Exercise goal:
Output the whole listing exactly, with no pictures.

Record excerpts:

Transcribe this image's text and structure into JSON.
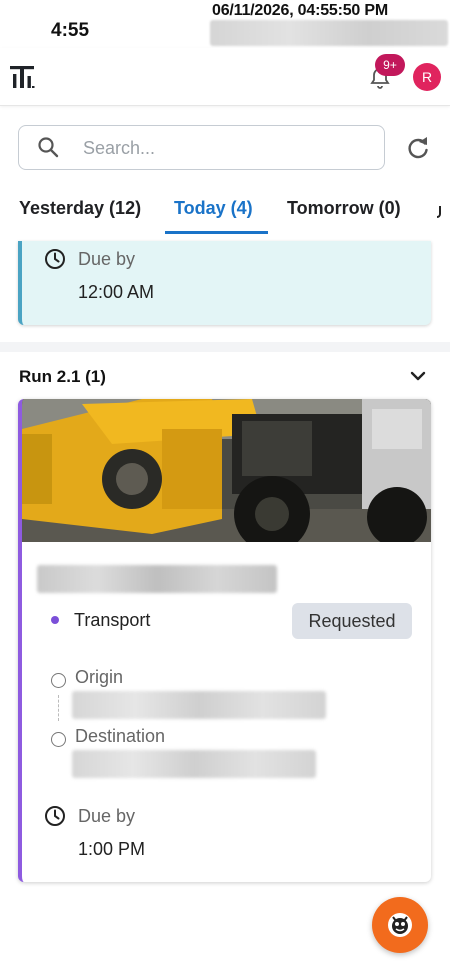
{
  "status_bar": {
    "time": "4:55",
    "timestamp": "06/11/2026, 04:55:50 PM"
  },
  "header": {
    "logo": "app-logo",
    "notifications": {
      "icon": "bell-icon",
      "badge": "9+"
    },
    "avatar_initial": "R"
  },
  "search": {
    "placeholder": "Search...",
    "value": ""
  },
  "tabs": [
    {
      "label": "Yesterday (12)",
      "active": false
    },
    {
      "label": "Today (4)",
      "active": true
    },
    {
      "label": "Tomorrow (0)",
      "active": false
    }
  ],
  "previous_card": {
    "due_label": "Due by",
    "due_value": "12:00 AM"
  },
  "group": {
    "title": "Run 2.1 (1)"
  },
  "task_card": {
    "type": "Transport",
    "status": "Requested",
    "origin_label": "Origin",
    "destination_label": "Destination",
    "due_label": "Due by",
    "due_value": "1:00 PM"
  },
  "colors": {
    "accent": "#1a73c8",
    "badge": "#c2185b",
    "avatar": "#e0245e",
    "prev_card_border": "#4aa3c3",
    "prev_card_bg": "#e3f5f6",
    "task_card_border": "#8e5be0",
    "fab": "#f26b1d"
  }
}
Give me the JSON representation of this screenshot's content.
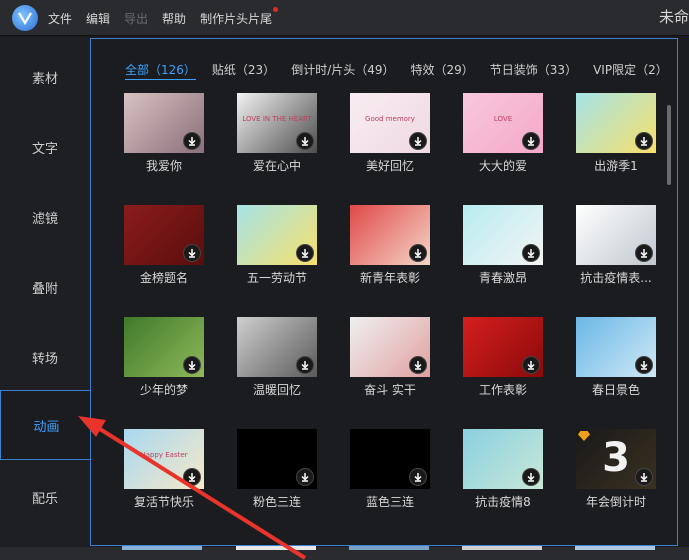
{
  "menu": {
    "items": [
      {
        "label": "文件",
        "disabled": false
      },
      {
        "label": "编辑",
        "disabled": false
      },
      {
        "label": "导出",
        "disabled": true
      },
      {
        "label": "帮助",
        "disabled": false
      },
      {
        "label": "制作片头片尾",
        "disabled": false
      }
    ],
    "title_right": "未命"
  },
  "sidebar": {
    "items": [
      {
        "label": "素材"
      },
      {
        "label": "文字"
      },
      {
        "label": "滤镜"
      },
      {
        "label": "叠附"
      },
      {
        "label": "转场"
      },
      {
        "label": "动画"
      },
      {
        "label": "配乐"
      }
    ],
    "active_index": 5
  },
  "tabs": [
    {
      "label": "全部（126）"
    },
    {
      "label": "贴纸（23）"
    },
    {
      "label": "倒计时/片头（49）"
    },
    {
      "label": "特效（29）"
    },
    {
      "label": "节日装饰（33）"
    },
    {
      "label": "VIP限定（2）"
    }
  ],
  "cards": [
    {
      "label": "我爱你",
      "thumb_text": "",
      "colors": [
        "#d9c2c2",
        "#8a6f7a"
      ]
    },
    {
      "label": "爱在心中",
      "thumb_text": "LOVE IN THE HEART",
      "colors": [
        "#f2f2f2",
        "#4d4d4d"
      ]
    },
    {
      "label": "美好回忆",
      "thumb_text": "Good memory",
      "colors": [
        "#f7eef2",
        "#f0d8e2"
      ]
    },
    {
      "label": "大大的爱",
      "thumb_text": "LOVE",
      "colors": [
        "#f8c8dc",
        "#f4a8c8"
      ]
    },
    {
      "label": "出游季1",
      "thumb_text": "",
      "colors": [
        "#a6e3e8",
        "#f7e06a"
      ]
    },
    {
      "label": "金榜题名",
      "thumb_text": "",
      "colors": [
        "#8b1c1c",
        "#5a0d0d"
      ]
    },
    {
      "label": "五一劳动节",
      "thumb_text": "",
      "colors": [
        "#a6e3e8",
        "#f7e06a"
      ]
    },
    {
      "label": "新青年表彰",
      "thumb_text": "",
      "colors": [
        "#e04848",
        "#f4d7c8"
      ]
    },
    {
      "label": "青春激昂",
      "thumb_text": "",
      "colors": [
        "#b8ecf0",
        "#f4f4f4"
      ]
    },
    {
      "label": "抗击疫情表...",
      "thumb_text": "",
      "colors": [
        "#ffffff",
        "#c0c8d0"
      ]
    },
    {
      "label": "少年的梦",
      "thumb_text": "",
      "colors": [
        "#3f7a2a",
        "#8fb85a"
      ]
    },
    {
      "label": "温暖回忆",
      "thumb_text": "",
      "colors": [
        "#cfcfcf",
        "#5a5a5a"
      ]
    },
    {
      "label": "奋斗 实干",
      "thumb_text": "",
      "colors": [
        "#f0f0f0",
        "#e0a0a0"
      ]
    },
    {
      "label": "工作表彰",
      "thumb_text": "",
      "colors": [
        "#d61e1e",
        "#8a0a0a"
      ]
    },
    {
      "label": "春日景色",
      "thumb_text": "",
      "colors": [
        "#6ab8e8",
        "#cfe8f4"
      ]
    },
    {
      "label": "复活节快乐",
      "thumb_text": "Happy Easter",
      "colors": [
        "#a8d8f0",
        "#f6e8c8"
      ]
    },
    {
      "label": "粉色三连",
      "thumb_text": "",
      "colors": [
        "#000000",
        "#000000"
      ]
    },
    {
      "label": "蓝色三连",
      "thumb_text": "",
      "colors": [
        "#000000",
        "#000000"
      ]
    },
    {
      "label": "抗击疫情8",
      "thumb_text": "",
      "colors": [
        "#8ad0e0",
        "#c8e8d8"
      ]
    },
    {
      "label": "年会倒计时",
      "thumb_text": "3",
      "colors": [
        "#1a1a1a",
        "#3a3020"
      ],
      "vip": true
    }
  ]
}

Answer space:
Transcribe this image's text and structure into JSON.
{
  "status_bar": {
    "time": "4:55",
    "timestamp": "06/11/2026, 04:55:50 PM"
  },
  "header": {
    "logo": "app-logo",
    "notifications": {
      "icon": "bell-icon",
      "badge": "9+"
    },
    "avatar_initial": "R"
  },
  "search": {
    "placeholder": "Search...",
    "value": ""
  },
  "tabs": [
    {
      "label": "Yesterday (12)",
      "active": false
    },
    {
      "label": "Today (4)",
      "active": true
    },
    {
      "label": "Tomorrow (0)",
      "active": false
    }
  ],
  "previous_card": {
    "due_label": "Due by",
    "due_value": "12:00 AM"
  },
  "group": {
    "title": "Run 2.1 (1)"
  },
  "task_card": {
    "type": "Transport",
    "status": "Requested",
    "origin_label": "Origin",
    "destination_label": "Destination",
    "due_label": "Due by",
    "due_value": "1:00 PM"
  },
  "colors": {
    "accent": "#1a73c8",
    "badge": "#c2185b",
    "avatar": "#e0245e",
    "prev_card_border": "#4aa3c3",
    "prev_card_bg": "#e3f5f6",
    "task_card_border": "#8e5be0",
    "fab": "#f26b1d"
  }
}
Give me the JSON representation of this screenshot's content.
{
  "menu": {
    "items": [
      {
        "label": "文件",
        "disabled": false
      },
      {
        "label": "编辑",
        "disabled": false
      },
      {
        "label": "导出",
        "disabled": true
      },
      {
        "label": "帮助",
        "disabled": false
      },
      {
        "label": "制作片头片尾",
        "disabled": false
      }
    ],
    "title_right": "未命"
  },
  "sidebar": {
    "items": [
      {
        "label": "素材"
      },
      {
        "label": "文字"
      },
      {
        "label": "滤镜"
      },
      {
        "label": "叠附"
      },
      {
        "label": "转场"
      },
      {
        "label": "动画"
      },
      {
        "label": "配乐"
      }
    ],
    "active_index": 5
  },
  "tabs": [
    {
      "label": "全部（126）"
    },
    {
      "label": "贴纸（23）"
    },
    {
      "label": "倒计时/片头（49）"
    },
    {
      "label": "特效（29）"
    },
    {
      "label": "节日装饰（33）"
    },
    {
      "label": "VIP限定（2）"
    }
  ],
  "cards": [
    {
      "label": "我爱你",
      "thumb_text": "",
      "colors": [
        "#d9c2c2",
        "#8a6f7a"
      ]
    },
    {
      "label": "爱在心中",
      "thumb_text": "LOVE IN THE HEART",
      "colors": [
        "#f2f2f2",
        "#4d4d4d"
      ]
    },
    {
      "label": "美好回忆",
      "thumb_text": "Good memory",
      "colors": [
        "#f7eef2",
        "#f0d8e2"
      ]
    },
    {
      "label": "大大的爱",
      "thumb_text": "LOVE",
      "colors": [
        "#f8c8dc",
        "#f4a8c8"
      ]
    },
    {
      "label": "出游季1",
      "thumb_text": "",
      "colors": [
        "#a6e3e8",
        "#f7e06a"
      ]
    },
    {
      "label": "金榜题名",
      "thumb_text": "",
      "colors": [
        "#8b1c1c",
        "#5a0d0d"
      ]
    },
    {
      "label": "五一劳动节",
      "thumb_text": "",
      "colors": [
        "#a6e3e8",
        "#f7e06a"
      ]
    },
    {
      "label": "新青年表彰",
      "thumb_text": "",
      "colors": [
        "#e04848",
        "#f4d7c8"
      ]
    },
    {
      "label": "青春激昂",
      "thumb_text": "",
      "colors": [
        "#b8ecf0",
        "#f4f4f4"
      ]
    },
    {
      "label": "抗击疫情表...",
      "thumb_text": "",
      "colors": [
        "#ffffff",
        "#c0c8d0"
      ]
    },
    {
      "label": "少年的梦",
      "thumb_text": "",
      "colors": [
        "#3f7a2a",
        "#8fb85a"
      ]
    },
    {
      "label": "温暖回忆",
      "thumb_text": "",
      "colors": [
        "#cfcfcf",
        "#5a5a5a"
      ]
    },
    {
      "label": "奋斗 实干",
      "thumb_text": "",
      "colors": [
        "#f0f0f0",
        "#e0a0a0"
      ]
    },
    {
      "label": "工作表彰",
      "thumb_text": "",
      "colors": [
        "#d61e1e",
        "#8a0a0a"
      ]
    },
    {
      "label": "春日景色",
      "thumb_text": "",
      "colors": [
        "#6ab8e8",
        "#cfe8f4"
      ]
    },
    {
      "label": "复活节快乐",
      "thumb_text": "Happy Easter",
      "colors": [
        "#a8d8f0",
        "#f6e8c8"
      ]
    },
    {
      "label": "粉色三连",
      "thumb_text": "",
      "colors": [
        "#000000",
        "#000000"
      ]
    },
    {
      "label": "蓝色三连",
      "thumb_text": "",
      "colors": [
        "#000000",
        "#000000"
      ]
    },
    {
      "label": "抗击疫情8",
      "thumb_text": "",
      "colors": [
        "#8ad0e0",
        "#c8e8d8"
      ]
    },
    {
      "label": "年会倒计时",
      "thumb_text": "3",
      "colors": [
        "#1a1a1a",
        "#3a3020"
      ],
      "vip": true
    }
  ]
}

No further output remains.